*** Opening of Data extracts ***
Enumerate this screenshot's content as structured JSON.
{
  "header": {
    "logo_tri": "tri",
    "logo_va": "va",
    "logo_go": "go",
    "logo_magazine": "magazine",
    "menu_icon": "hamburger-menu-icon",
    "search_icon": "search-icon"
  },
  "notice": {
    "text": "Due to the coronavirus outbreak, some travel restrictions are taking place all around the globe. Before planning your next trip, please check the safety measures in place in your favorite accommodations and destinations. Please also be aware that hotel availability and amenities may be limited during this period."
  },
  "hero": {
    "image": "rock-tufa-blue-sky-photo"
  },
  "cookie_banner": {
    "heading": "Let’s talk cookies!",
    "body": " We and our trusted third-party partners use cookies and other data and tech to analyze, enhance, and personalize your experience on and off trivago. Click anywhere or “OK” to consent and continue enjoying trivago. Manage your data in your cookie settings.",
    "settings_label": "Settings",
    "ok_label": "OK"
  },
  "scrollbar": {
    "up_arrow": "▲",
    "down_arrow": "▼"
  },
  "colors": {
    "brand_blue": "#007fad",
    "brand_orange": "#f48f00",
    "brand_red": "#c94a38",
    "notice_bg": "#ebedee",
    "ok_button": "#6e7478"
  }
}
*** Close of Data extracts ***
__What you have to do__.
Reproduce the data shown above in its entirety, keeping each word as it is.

__Written response__.
Enumerate this screenshot's content as structured JSON.
{
  "header": {
    "logo_tri": "tri",
    "logo_va": "va",
    "logo_go": "go",
    "logo_magazine": "magazine",
    "menu_icon": "hamburger-menu-icon",
    "search_icon": "search-icon"
  },
  "notice": {
    "text": "Due to the coronavirus outbreak, some travel restrictions are taking place all around the globe. Before planning your next trip, please check the safety measures in place in your favorite accommodations and destinations. Please also be aware that hotel availability and amenities may be limited during this period."
  },
  "hero": {
    "image": "rock-tufa-blue-sky-photo"
  },
  "cookie_banner": {
    "heading": "Let’s talk cookies!",
    "body": " We and our trusted third-party partners use cookies and other data and tech to analyze, enhance, and personalize your experience on and off trivago. Click anywhere or “OK” to consent and continue enjoying trivago. Manage your data in your cookie settings.",
    "settings_label": "Settings",
    "ok_label": "OK"
  },
  "scrollbar": {
    "up_arrow": "▲",
    "down_arrow": "▼"
  },
  "colors": {
    "brand_blue": "#007fad",
    "brand_orange": "#f48f00",
    "brand_red": "#c94a38",
    "notice_bg": "#ebedee",
    "ok_button": "#6e7478"
  }
}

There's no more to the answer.